** Opening Records shown block **

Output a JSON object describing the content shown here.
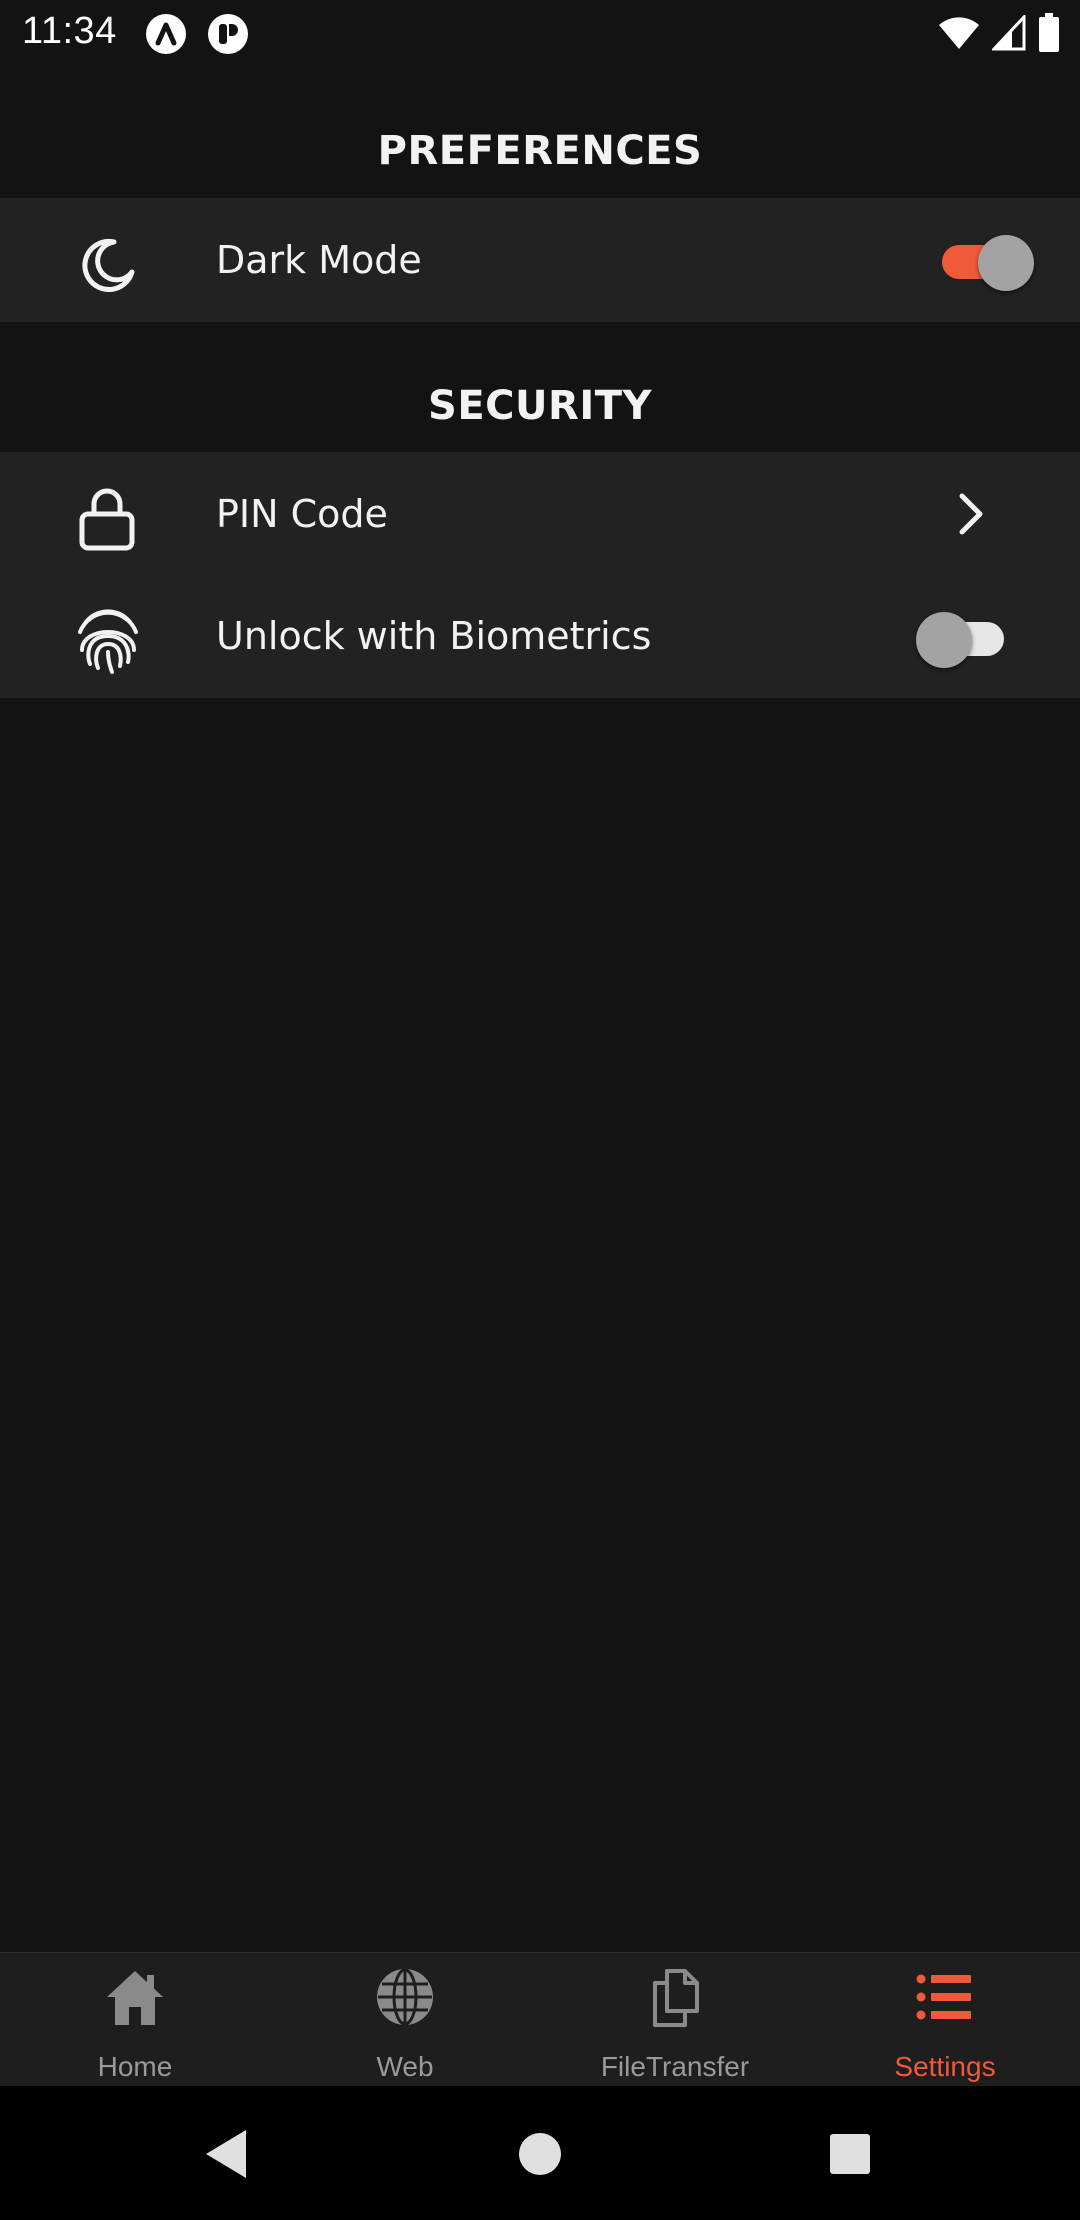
{
  "status_bar": {
    "time": "11:34"
  },
  "sections": {
    "preferences": {
      "title": "PREFERENCES",
      "items": [
        {
          "label": "Dark Mode",
          "icon": "moon-icon",
          "control": "toggle",
          "enabled": true
        }
      ]
    },
    "security": {
      "title": "SECURITY",
      "items": [
        {
          "label": "PIN Code",
          "icon": "lock-icon",
          "control": "chevron"
        },
        {
          "label": "Unlock with Biometrics",
          "icon": "fingerprint-icon",
          "control": "toggle",
          "enabled": false
        }
      ]
    }
  },
  "bottom_nav": {
    "items": [
      {
        "label": "Home",
        "icon": "home-icon",
        "active": false
      },
      {
        "label": "Web",
        "icon": "globe-icon",
        "active": false
      },
      {
        "label": "FileTransfer",
        "icon": "files-icon",
        "active": false
      },
      {
        "label": "Settings",
        "icon": "list-icon",
        "active": true
      }
    ]
  },
  "colors": {
    "accent": "#f05a3a",
    "background": "#131313",
    "card": "#222222",
    "nav_inactive": "#9a9a9a"
  }
}
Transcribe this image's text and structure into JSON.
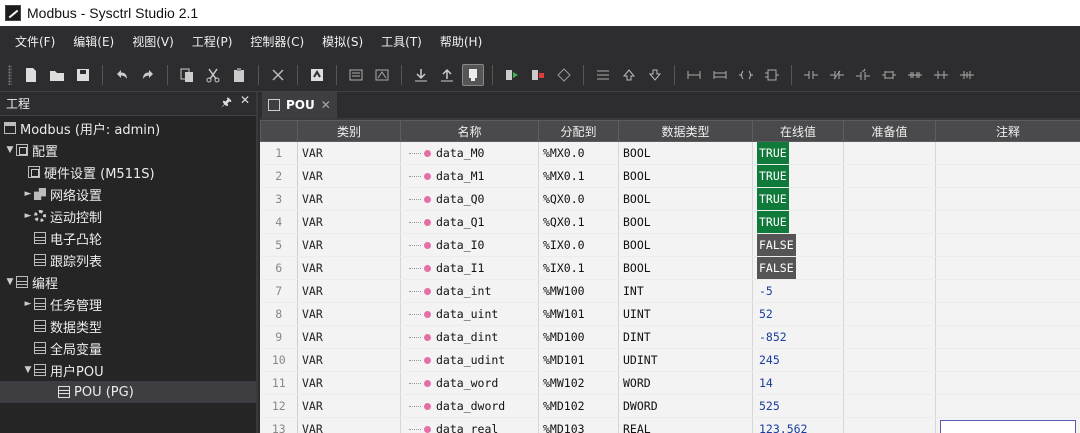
{
  "window": {
    "title": "Modbus - Sysctrl Studio 2.1"
  },
  "menu": [
    "文件(F)",
    "编辑(E)",
    "视图(V)",
    "工程(P)",
    "控制器(C)",
    "模拟(S)",
    "工具(T)",
    "帮助(H)"
  ],
  "project_panel": {
    "title": "工程",
    "pin": "ᅵ",
    "close": "✕",
    "tree": [
      {
        "label": "Modbus (用户: admin)",
        "caret": "",
        "icon": "project-icon"
      },
      {
        "label": "配置",
        "caret": "▼",
        "icon": "config-icon"
      },
      {
        "label": "硬件设置 (M511S)",
        "caret": "",
        "icon": "config-icon"
      },
      {
        "label": "网络设置",
        "caret": "►",
        "icon": "network-icon"
      },
      {
        "label": "运动控制",
        "caret": "►",
        "icon": "gear-icon"
      },
      {
        "label": "电子凸轮",
        "caret": "",
        "icon": "doc-icon"
      },
      {
        "label": "跟踪列表",
        "caret": "",
        "icon": "doc-icon"
      },
      {
        "label": "编程",
        "caret": "▼",
        "icon": "doc-icon"
      },
      {
        "label": "任务管理",
        "caret": "►",
        "icon": "doc-icon"
      },
      {
        "label": "数据类型",
        "caret": "",
        "icon": "doc-icon"
      },
      {
        "label": "全局变量",
        "caret": "",
        "icon": "doc-icon"
      },
      {
        "label": "用户POU",
        "caret": "▼",
        "icon": "doc-icon"
      },
      {
        "label": "POU (PG)",
        "caret": "",
        "icon": "pg-icon"
      }
    ]
  },
  "editor": {
    "tab_label": "POU",
    "tab_close": "✕",
    "columns": [
      "",
      "类别",
      "名称",
      "分配到",
      "数据类型",
      "在线值",
      "准备值",
      "注释"
    ],
    "rows": [
      {
        "idx": "1",
        "cat": "VAR",
        "name": "data_M0",
        "addr": "%MX0.0",
        "type": "BOOL",
        "online": "TRUE",
        "state": "true"
      },
      {
        "idx": "2",
        "cat": "VAR",
        "name": "data_M1",
        "addr": "%MX0.1",
        "type": "BOOL",
        "online": "TRUE",
        "state": "true"
      },
      {
        "idx": "3",
        "cat": "VAR",
        "name": "data_Q0",
        "addr": "%QX0.0",
        "type": "BOOL",
        "online": "TRUE",
        "state": "true"
      },
      {
        "idx": "4",
        "cat": "VAR",
        "name": "data_Q1",
        "addr": "%QX0.1",
        "type": "BOOL",
        "online": "TRUE",
        "state": "true"
      },
      {
        "idx": "5",
        "cat": "VAR",
        "name": "data_I0",
        "addr": "%IX0.0",
        "type": "BOOL",
        "online": "FALSE",
        "state": "false"
      },
      {
        "idx": "6",
        "cat": "VAR",
        "name": "data_I1",
        "addr": "%IX0.1",
        "type": "BOOL",
        "online": "FALSE",
        "state": "false"
      },
      {
        "idx": "7",
        "cat": "VAR",
        "name": "data_int",
        "addr": "%MW100",
        "type": "INT",
        "online": "-5",
        "state": "num"
      },
      {
        "idx": "8",
        "cat": "VAR",
        "name": "data_uint",
        "addr": "%MW101",
        "type": "UINT",
        "online": "52",
        "state": "num"
      },
      {
        "idx": "9",
        "cat": "VAR",
        "name": "data_dint",
        "addr": "%MD100",
        "type": "DINT",
        "online": "-852",
        "state": "num"
      },
      {
        "idx": "10",
        "cat": "VAR",
        "name": "data_udint",
        "addr": "%MD101",
        "type": "UDINT",
        "online": "245",
        "state": "num"
      },
      {
        "idx": "11",
        "cat": "VAR",
        "name": "data_word",
        "addr": "%MW102",
        "type": "WORD",
        "online": "14",
        "state": "num"
      },
      {
        "idx": "12",
        "cat": "VAR",
        "name": "data_dword",
        "addr": "%MD102",
        "type": "DWORD",
        "online": "525",
        "state": "num"
      },
      {
        "idx": "13",
        "cat": "VAR",
        "name": "data_real",
        "addr": "%MD103",
        "type": "REAL",
        "online": "123.562",
        "state": "num"
      }
    ]
  },
  "colors": {
    "true_bg": "#0f7a3a",
    "false_bg": "#555555",
    "num_fg": "#1a3c9c",
    "var_dot": "#e46fa7"
  }
}
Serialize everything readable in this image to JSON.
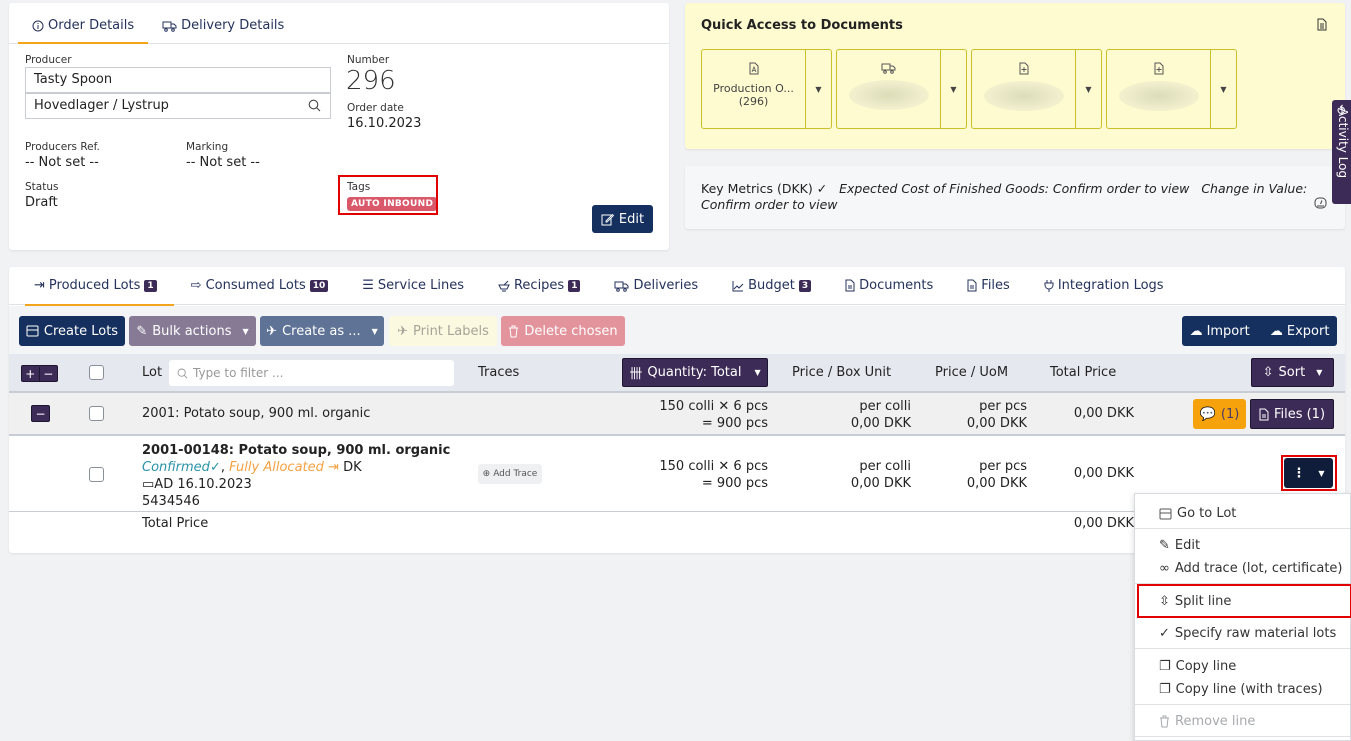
{
  "order_card": {
    "tabs": [
      {
        "label": "Order Details",
        "icon": "info-circle-icon",
        "active": true
      },
      {
        "label": "Delivery Details",
        "icon": "truck-icon",
        "active": false
      }
    ],
    "producer_label": "Producer",
    "producer_value": "Tasty Spoon",
    "location_value": "Hovedlager / Lystrup",
    "number_label": "Number",
    "number_value": "296",
    "order_date_label": "Order date",
    "order_date_value": "16.10.2023",
    "producers_ref_label": "Producers Ref.",
    "producers_ref_value": "-- Not set --",
    "marking_label": "Marking",
    "marking_value": "-- Not set --",
    "status_label": "Status",
    "status_value": "Draft",
    "tags_label": "Tags",
    "tags": [
      "AUTO INBOUND"
    ],
    "edit_label": "Edit"
  },
  "quick_access": {
    "title": "Quick Access to Documents",
    "tiles": [
      {
        "icon": "pdf-file-icon",
        "label": "Production O...",
        "sub": "(296)"
      },
      {
        "icon": "truck-icon",
        "label": "",
        "sub": ""
      },
      {
        "icon": "file-plus-icon",
        "label": "",
        "sub": ""
      },
      {
        "icon": "file-plus-icon",
        "label": "",
        "sub": ""
      }
    ]
  },
  "key_metrics": {
    "label": "Key Metrics (DKK) ✓",
    "expected": "Expected Cost of Finished Goods: Confirm order to view",
    "change": "Change in Value: Confirm order to view"
  },
  "activity_log": "Activity Log",
  "lots": {
    "tabs": [
      {
        "label": "Produced Lots",
        "count": "1",
        "icon": "sign-in-icon",
        "active": true
      },
      {
        "label": "Consumed Lots",
        "count": "10",
        "icon": "sign-out-icon"
      },
      {
        "label": "Service Lines",
        "count": null,
        "icon": "list-icon"
      },
      {
        "label": "Recipes",
        "count": "1",
        "icon": "mortar-icon"
      },
      {
        "label": "Deliveries",
        "count": null,
        "icon": "truck-icon"
      },
      {
        "label": "Budget",
        "count": "3",
        "icon": "chart-line-icon"
      },
      {
        "label": "Documents",
        "count": null,
        "icon": "document-icon"
      },
      {
        "label": "Files",
        "count": null,
        "icon": "file-icon"
      },
      {
        "label": "Integration Logs",
        "count": null,
        "icon": "plug-icon"
      }
    ],
    "toolbar": {
      "create_lots": "Create Lots",
      "bulk_actions": "Bulk actions",
      "create_as": "Create as ...",
      "print_labels": "Print Labels",
      "delete_chosen": "Delete chosen",
      "import": "Import",
      "export": "Export"
    },
    "columns": {
      "lot": "Lot",
      "filter_placeholder": "Type to filter ...",
      "traces": "Traces",
      "quantity": "Quantity: Total",
      "price_box": "Price / Box Unit",
      "price_uom": "Price / UoM",
      "total_price": "Total Price",
      "sort": "Sort"
    },
    "group": {
      "title": "2001: Potato soup, 900 ml. organic",
      "qty_line1": "150 colli ✕ 6 pcs",
      "qty_line2": "= 900 pcs",
      "price_box_1": "per colli",
      "price_box_2": "0,00 DKK",
      "price_uom_1": "per pcs",
      "price_uom_2": "0,00 DKK",
      "total": "0,00 DKK",
      "comments": "(1)",
      "files": "Files (1)"
    },
    "item": {
      "title": "2001-00148: Potato soup, 900 ml. organic",
      "confirmed": "Confirmed",
      "allocated": "Fully Allocated",
      "country": "DK",
      "date": "AD 16.10.2023",
      "code": "5434546",
      "add_trace": "Add Trace",
      "qty_line1": "150 colli ✕ 6 pcs",
      "qty_line2": "= 900 pcs",
      "price_box_1": "per colli",
      "price_box_2": "0,00 DKK",
      "price_uom_1": "per pcs",
      "price_uom_2": "0,00 DKK",
      "total": "0,00 DKK"
    },
    "total_row": {
      "label": "Total Price",
      "value": "0,00 DKK"
    }
  },
  "row_menu": {
    "items": [
      {
        "label": "Go to Lot",
        "icon": "box-icon"
      },
      {
        "label": "Edit",
        "icon": "edit-icon"
      },
      {
        "label": "Add trace (lot, certificate)",
        "icon": "link-trace-icon"
      },
      {
        "label": "Split line",
        "icon": "split-icon",
        "highlighted": true
      },
      {
        "label": "Specify raw material lots",
        "icon": "check-icon"
      },
      {
        "label": "Copy line",
        "icon": "copy-icon"
      },
      {
        "label": "Copy line (with traces)",
        "icon": "copy-icon"
      },
      {
        "label": "Remove line",
        "icon": "trash-icon",
        "disabled": true
      }
    ]
  },
  "colors": {
    "navy": "#15305e",
    "purple": "#3d2b57",
    "accent": "#f1a41c",
    "tag": "#d9596a",
    "confirmed": "#2b93a8",
    "allocated": "#f5a143"
  }
}
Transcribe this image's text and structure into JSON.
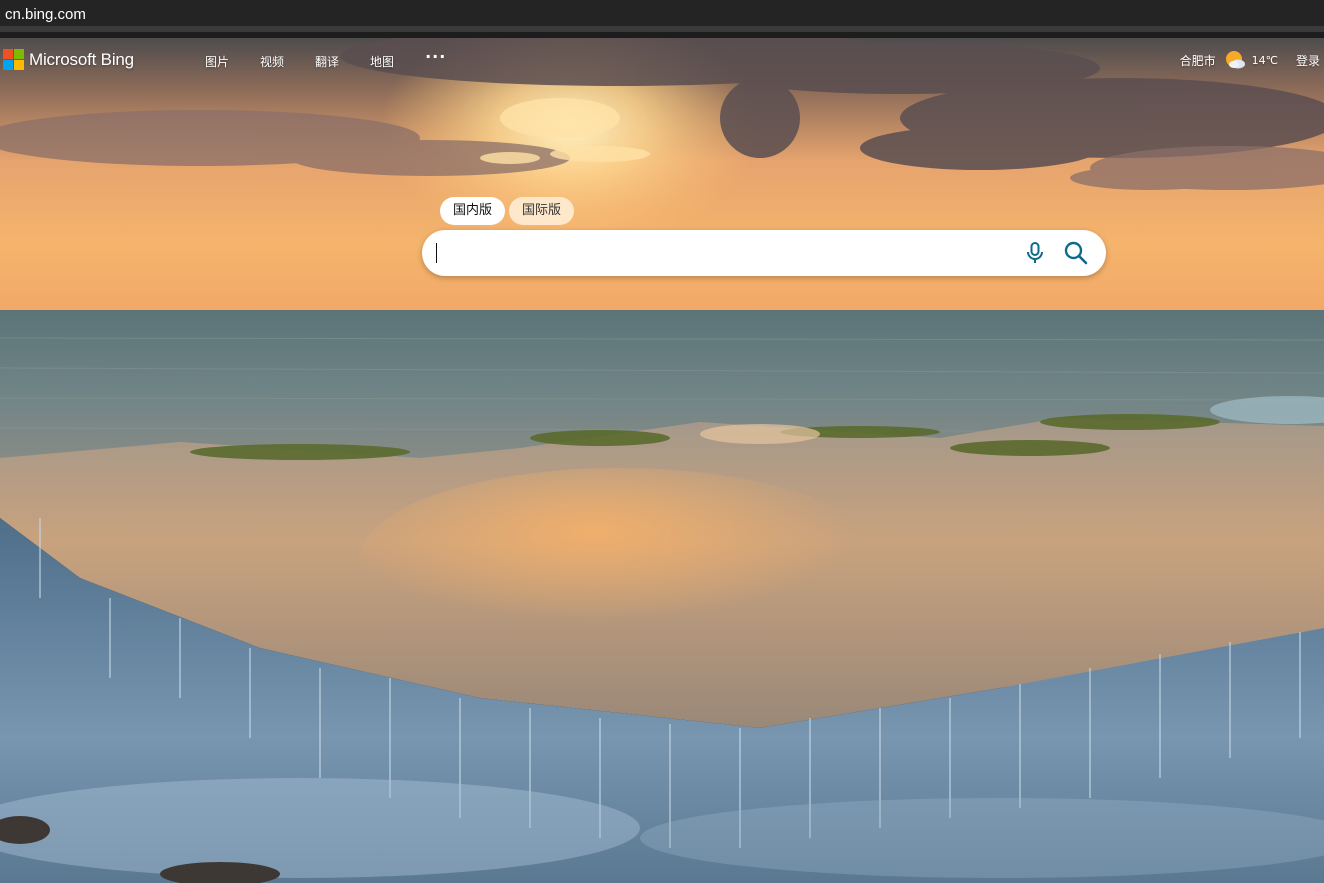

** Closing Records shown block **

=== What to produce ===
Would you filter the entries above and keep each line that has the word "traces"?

=== Task response ===
      "traces": "Traces",
        "label": "Copy line (with traces)",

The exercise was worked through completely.